Home canners also need to be sure their pressure canner is in good working condition. "Replace the gasket if it isn't in good condition and obtain operating instructions if you've lost them," Raab said.

If the pressure canner has a dial gauge, the gauge should be checked for accuracy each year. Contact the county office of the OSU Extension Service for information on where to have dial gauges checked locally.

Up-to-date canning instructions are essential. The instructions in canning manuals published before 1988, the year the U.S. Department of Agriculture made major changes in home canning instructions, are outdated and should not be used, Raab pointed out.

"If you use Ball or Kerr manuals, look for a copyright after 1988. A lot of pre-1988 canning books are still on kitchen shelves where they continue to pose a threat to health," Raab said.

Raab gave the following guidelines for canning tuna:


  • Tuna may be precooked or raw. Precooking removes most of the oil that tends to be strong-flavored. However, many people find it easier to can tuna raw in its own juices.

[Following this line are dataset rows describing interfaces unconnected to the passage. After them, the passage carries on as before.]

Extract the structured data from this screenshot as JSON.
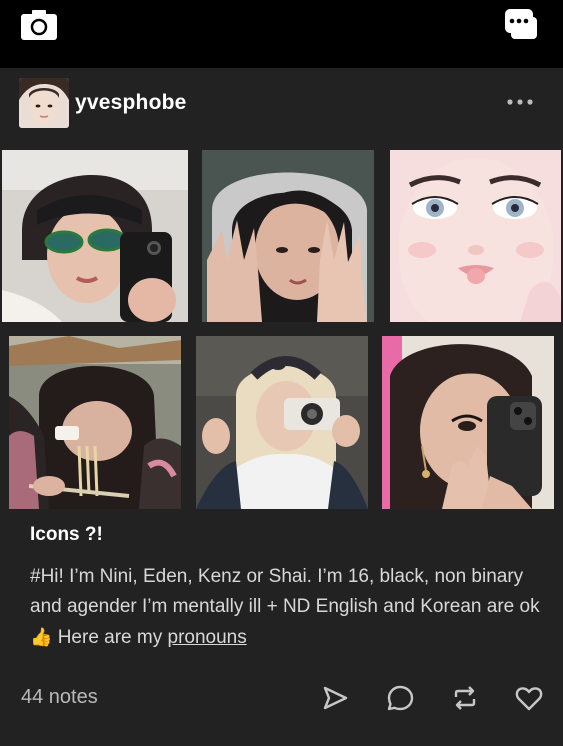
{
  "topbar": {
    "camera_icon": "camera-icon",
    "chat_icon": "chat-bubbles-icon"
  },
  "post": {
    "username": "yvesphobe",
    "more_icon": "ellipsis-icon",
    "title": "Icons ?!",
    "body_text": "#Hi! I’m Nini, Eden, Kenz or Shai. I’m 16, black, non binary and agender I’m mentally ill + ND English and Korean are ok",
    "thumbs_emoji": "👍",
    "body_tail": " Here are my ",
    "link_text": "pronouns",
    "notes": "44 notes",
    "actions": [
      "send-icon",
      "reply-icon",
      "reblog-icon",
      "like-icon"
    ]
  },
  "colors": {
    "background": "#000000",
    "card": "#222222",
    "text": "#ffffff",
    "muted": "#b9b9b9"
  }
}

  • Use half-pint or pint canning jars and lids. About one pound of fish will fill a half-pint jar. After preparing and packing the fish, process it for 100 minutes. You might want to process outside on a camp stove to prevent indoor odors.


  • At sea level, use 10 pounds pressure for a weighted gauge canner or 11 pounds for a dial gauge. Pressure must be increased at altitudes above 1,000 feet for a weighted gauge canner and 2,000 feet with a dial gauge canner. Pressure corrections are listed in canning manuals.


  • Before starting the timing, let steam escape for 10 minutes to remove any cold spots. Then close the petcock and bring the canner up to pressure. Maintain the canner at the correct pressure by watching the dial gauge or monitoring the jiggling of the weighted gauge.

"Watch the canner closely the whole time. If the pressure falls too low, you'll need to start timing all over," Raab said.

Several OSU Extension Service publications can help you preserve your tuna: "Using and Caring for Your Pressure Canner," publication PNW 421, $1 per copy; "Canning Seafood," publication PNW 194, $1 per copy; and "Home Freezing of Seafood," publication EC 1363, 50 cents per copy. Copies of these and other publications can be obtained at county offices of the OSU Extension Service.

They are also available by mail. Send your request and check or money order payable to OSU to Publication Orders, Extension and Station Communications, OSU, 422 Kerr Administration, Corvallis, OR 97331-2119.

"Canning Seafood" and "Home Freezing of Seafood" are available on the World Wide Web at eesc.orst.edu. Click on "Publications and Videos," then "Family and Home" and "Food Preservation and Storage."

For assistance with specific tuna preservation questions, call the OSU Extension Service's Food Preservation Hotline (1-800-354-7319) which operates from 9 a.m. to 4 p.m. weekdays until Oct. 15.